━━━ Given data ━━━

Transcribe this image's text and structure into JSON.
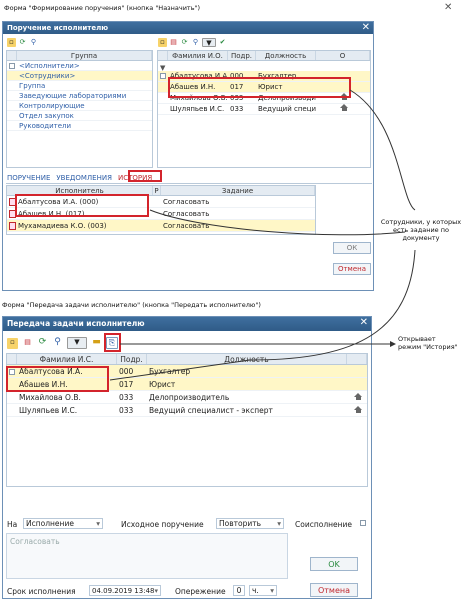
{
  "caption1": "Форма \"Формирование поручения\" (кнопка \"Назначить\")",
  "caption2": "Форма \"Передача задачи исполнителю\" (кнопка \"Передать исполнителю\")",
  "annot_staff": "Сотрудники, у которых есть задание по документу",
  "annot_history": "Открывает режим \"История\"",
  "window1": {
    "title": "Поручение исполнителю",
    "group_header": "Группа",
    "groups": [
      "<Исполнители>",
      "<Сотрудники>",
      "Группа",
      "Заведующие лабораториями",
      "Контролирующие",
      "Отдел закупок",
      "Руководители"
    ],
    "staff_headers": [
      "Фамилия И.О.",
      "Подр.",
      "Должность",
      "О"
    ],
    "staff": [
      {
        "name": "Абалтусова И.А.",
        "dept": "000",
        "pos": "Бухгалтер",
        "o": ""
      },
      {
        "name": "Абашев И.Н.",
        "dept": "017",
        "pos": "Юрист",
        "o": ""
      },
      {
        "name": "Михайлова О.В.",
        "dept": "033",
        "pos": "Делопроизводит",
        "o": "house"
      },
      {
        "name": "Шуляпьев И.С.",
        "dept": "033",
        "pos": "Ведущий специ",
        "o": "house"
      }
    ],
    "tabs": [
      "ПОРУЧЕНИЕ",
      "УВЕДОМЛЕНИЯ",
      "ИСТОРИЯ"
    ],
    "hist_headers": [
      "Исполнитель",
      "Р",
      "Задание"
    ],
    "history": [
      {
        "exec": "Абалтусова И.А. (000)",
        "task": "Согласовать"
      },
      {
        "exec": "Абашев И.Н. (017)",
        "task": "Согласовать"
      },
      {
        "exec": "Мухамадиева К.О. (003)",
        "task": "Согласовать"
      }
    ],
    "ok": "ОК",
    "cancel": "Отмена"
  },
  "window2": {
    "title": "Передача задачи исполнителю",
    "headers": [
      "Фамилия И.С.",
      "Подр.",
      "Должность"
    ],
    "rows": [
      {
        "name": "Абалтусова И.А.",
        "dept": "000",
        "pos": "Бухгалтер",
        "home": false
      },
      {
        "name": "Абашев И.Н.",
        "dept": "017",
        "pos": "Юрист",
        "home": false
      },
      {
        "name": "Михайлова О.В.",
        "dept": "033",
        "pos": "Делопроизводитель",
        "home": true
      },
      {
        "name": "Шуляпьев И.С.",
        "dept": "033",
        "pos": "Ведущий  специалист - эксперт",
        "home": true
      }
    ],
    "on_label": "На",
    "on_value": "Исполнение",
    "src_label": "Исходное поручение",
    "src_value": "Повторить",
    "coexec_label": "Соисполнение",
    "task_placeholder": "Согласовать",
    "ok": "OK",
    "deadline_label": "Срок исполнения",
    "deadline_value": "04.09.2019 13:48",
    "advance_label": "Опережение",
    "advance_value": "0",
    "advance_unit": "ч.",
    "cancel": "Отмена"
  },
  "colors": {
    "title": "#2f5b87",
    "highlight_row": "#fff7c7",
    "red_box": "#d3242c",
    "link": "#2f5fa8"
  }
}
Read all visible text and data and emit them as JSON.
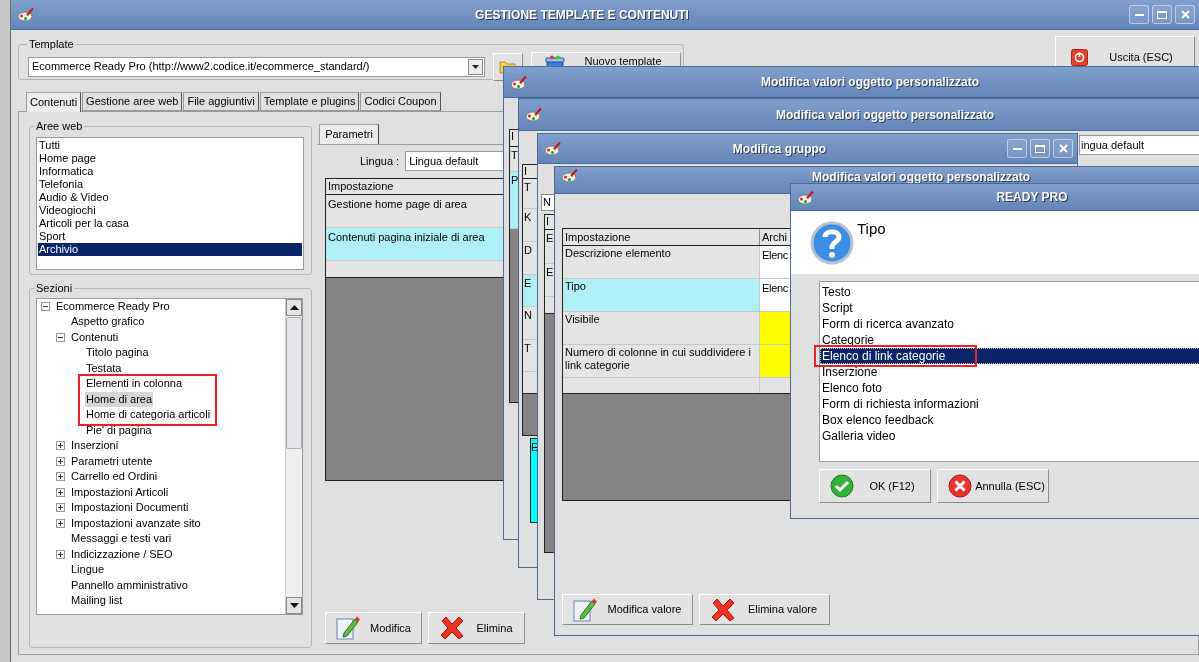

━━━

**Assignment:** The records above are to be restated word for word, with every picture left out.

**Problem solution:**
Transcribe this image's text and structure into JSON.
{
  "caption1": "Форма \"Формирование поручения\" (кнопка \"Назначить\")",
  "caption2": "Форма \"Передача задачи исполнителю\" (кнопка \"Передать исполнителю\")",
  "annot_staff": "Сотрудники, у которых есть задание по документу",
  "annot_history": "Открывает режим \"История\"",
  "window1": {
    "title": "Поручение исполнителю",
    "group_header": "Группа",
    "groups": [
      "<Исполнители>",
      "<Сотрудники>",
      "Группа",
      "Заведующие лабораториями",
      "Контролирующие",
      "Отдел закупок",
      "Руководители"
    ],
    "staff_headers": [
      "Фамилия И.О.",
      "Подр.",
      "Должность",
      "О"
    ],
    "staff": [
      {
        "name": "Абалтусова И.А.",
        "dept": "000",
        "pos": "Бухгалтер",
        "o": ""
      },
      {
        "name": "Абашев И.Н.",
        "dept": "017",
        "pos": "Юрист",
        "o": ""
      },
      {
        "name": "Михайлова О.В.",
        "dept": "033",
        "pos": "Делопроизводит",
        "o": "house"
      },
      {
        "name": "Шуляпьев И.С.",
        "dept": "033",
        "pos": "Ведущий специ",
        "o": "house"
      }
    ],
    "tabs": [
      "ПОРУЧЕНИЕ",
      "УВЕДОМЛЕНИЯ",
      "ИСТОРИЯ"
    ],
    "hist_headers": [
      "Исполнитель",
      "Р",
      "Задание"
    ],
    "history": [
      {
        "exec": "Абалтусова И.А. (000)",
        "task": "Согласовать"
      },
      {
        "exec": "Абашев И.Н. (017)",
        "task": "Согласовать"
      },
      {
        "exec": "Мухамадиева К.О. (003)",
        "task": "Согласовать"
      }
    ],
    "ok": "ОК",
    "cancel": "Отмена"
  },
  "window2": {
    "title": "Передача задачи исполнителю",
    "headers": [
      "Фамилия И.С.",
      "Подр.",
      "Должность"
    ],
    "rows": [
      {
        "name": "Абалтусова И.А.",
        "dept": "000",
        "pos": "Бухгалтер",
        "home": false
      },
      {
        "name": "Абашев И.Н.",
        "dept": "017",
        "pos": "Юрист",
        "home": false
      },
      {
        "name": "Михайлова О.В.",
        "dept": "033",
        "pos": "Делопроизводитель",
        "home": true
      },
      {
        "name": "Шуляпьев И.С.",
        "dept": "033",
        "pos": "Ведущий  специалист - эксперт",
        "home": true
      }
    ],
    "on_label": "На",
    "on_value": "Исполнение",
    "src_label": "Исходное поручение",
    "src_value": "Повторить",
    "coexec_label": "Соисполнение",
    "task_placeholder": "Согласовать",
    "ok": "OK",
    "deadline_label": "Срок исполнения",
    "deadline_value": "04.09.2019 13:48",
    "advance_label": "Опережение",
    "advance_value": "0",
    "advance_unit": "ч.",
    "cancel": "Отмена"
  },
  "colors": {
    "title": "#2f5b87",
    "highlight_row": "#fff7c7",
    "red_box": "#d3242c",
    "link": "#2f5fa8"
  }
}
Read all visible text and data and emit them as JSON.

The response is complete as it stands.